Another great way to expand your vocab is through our fill-in the blank exercises as they have tips and translations at various points and are linked to specific lessons.
And if you want some extra practice, there are weekly writing challenges and dictation exercises on our Premium packages.
Here’s a taster:
Identity/culture - Lockdown solidarity
Places of interest - A few days in Dordogne
Employment/study - A new recruit (Premium)
GCSE French Speaking
The speaking exam usually takes place with your French teacher rather than in an examination hall.
- Foundation level - 7-9 minutes
- Higher level - 10-12 minutes.
There are 60 marks available in total, and the test accounts for 25% of your overall grade. The exam includes a role play, photo card and conversation element.
For the photo card part of your GCSE exam, practise as many topics as possible so you’ll be prepared for whatever comes up. Start off by preparing subjects you’re passionate about, for example, your hobbies and interests. Move on to social issues such as unemployment, homelessness and climate change. Keep a book with all the new vocab you’re learning.
A good way to build your confidence is by speaking out loud, so you can perfect your pronunciation and your accent. Record yourself on your phone so you can play it back and revise.
Check out these ways to improve your speaking skills. It’s always best to practise with someone else - conversation is a two way thing after all. If you do have to practise on your own, try some of these techniques for solo French speaking which will help you get used to how the words sound.
Getting ready for your GCSE French exam
We’ve put together a list of top tips for preparing for French tests.
Flashcards are a great way to expand your vocab and memorise new words. Either make your own or use a resource like Quizlet.
Practise as much as you can by doing GCSE French past papers, which can be downloaded here. That way you’ll know the sort of questions to expect in the exam.
Research shows that testing regularly will help to improve your French but it’s important to focus on recall not just repetition.
It’s also a good idea to have someone to assess your written French so you don’t keep making the same mistakes. Kwizbot can do this, highlighting where you need more practise and adjusting your Studyplan accordingly. And your Brainmap will show you what topics you’ve mastered and what you still need to work on.
Expanding your vocab as much as possible is vital if you're going to succeed in all four of the disciplines so create a vocab book with any new words and phrases. You can also use our Notebook facility to put lessons or grammar topics in if you want to revisit and test them again.

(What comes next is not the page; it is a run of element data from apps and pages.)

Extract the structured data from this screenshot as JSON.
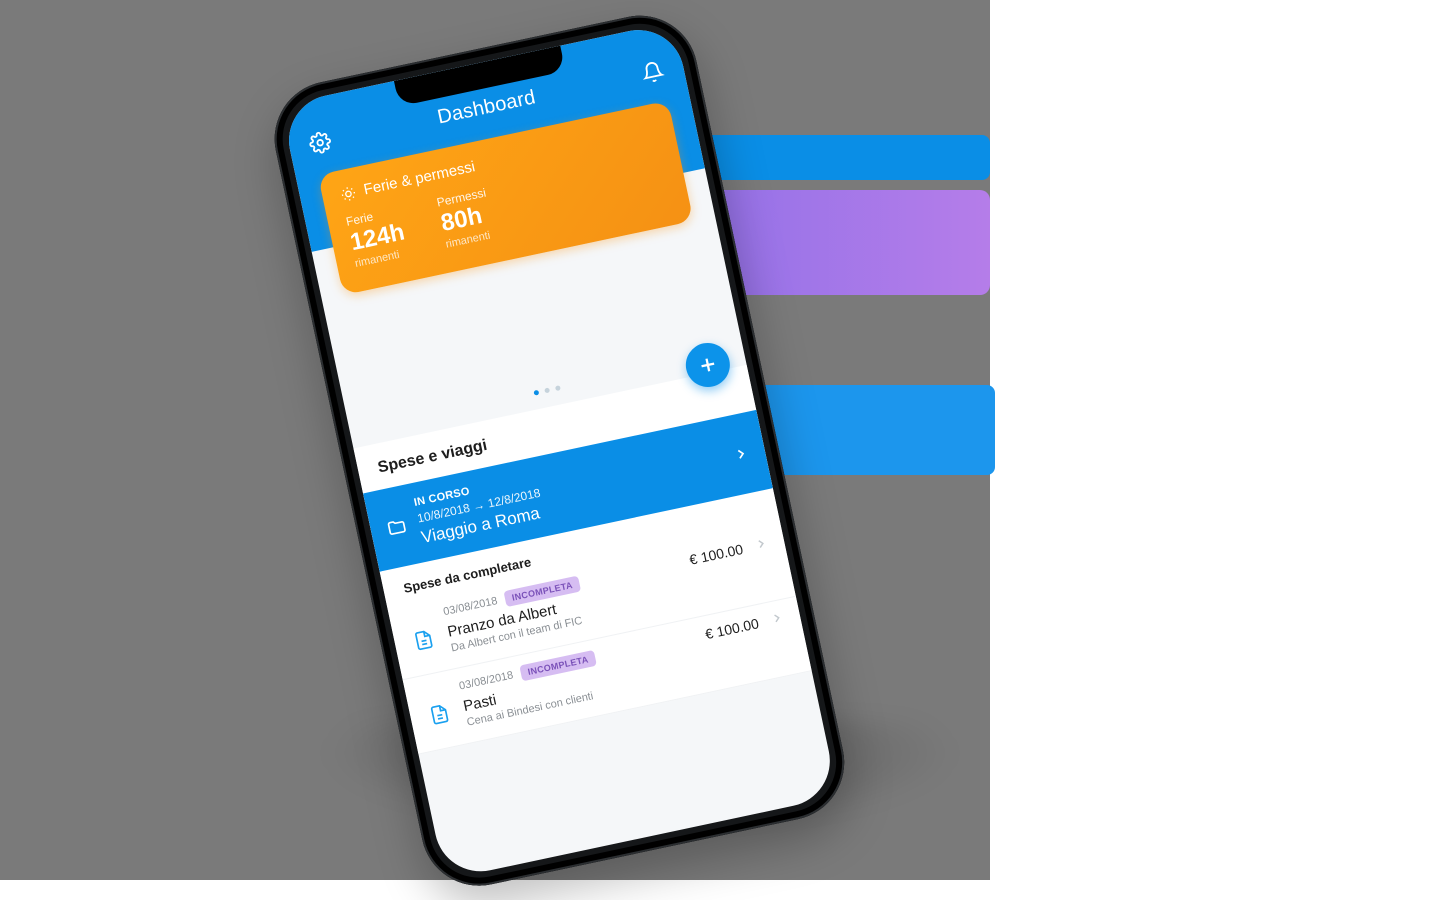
{
  "header": {
    "title": "Dashboard"
  },
  "ferie_card": {
    "title": "Ferie & permessi",
    "ferie_label": "Ferie",
    "ferie_value": "124h",
    "ferie_rim": "rimanenti",
    "permessi_label": "Permessi",
    "permessi_value": "80h",
    "permessi_rim": "rimanenti"
  },
  "spese": {
    "title": "Spese e viaggi",
    "in_corso": {
      "status": "IN CORSO",
      "date_from": "10/8/2018",
      "date_to": "12/8/2018",
      "arrow": "→",
      "name": "Viaggio a Roma"
    },
    "sub_header": "Spese da completare",
    "expenses": [
      {
        "date": "03/08/2018",
        "badge": "INCOMPLETA",
        "title": "Pranzo da Albert",
        "subtitle": "Da Albert con il team di FIC",
        "amount": "€ 100.00"
      },
      {
        "date": "03/08/2018",
        "badge": "INCOMPLETA",
        "title": "Pasti",
        "subtitle": "Cena ai Bindesi con clienti",
        "amount": "€ 100.00"
      }
    ]
  }
}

And finally, take a look at our study tips to check you’re setting realistic expectations and making the most of your revision time.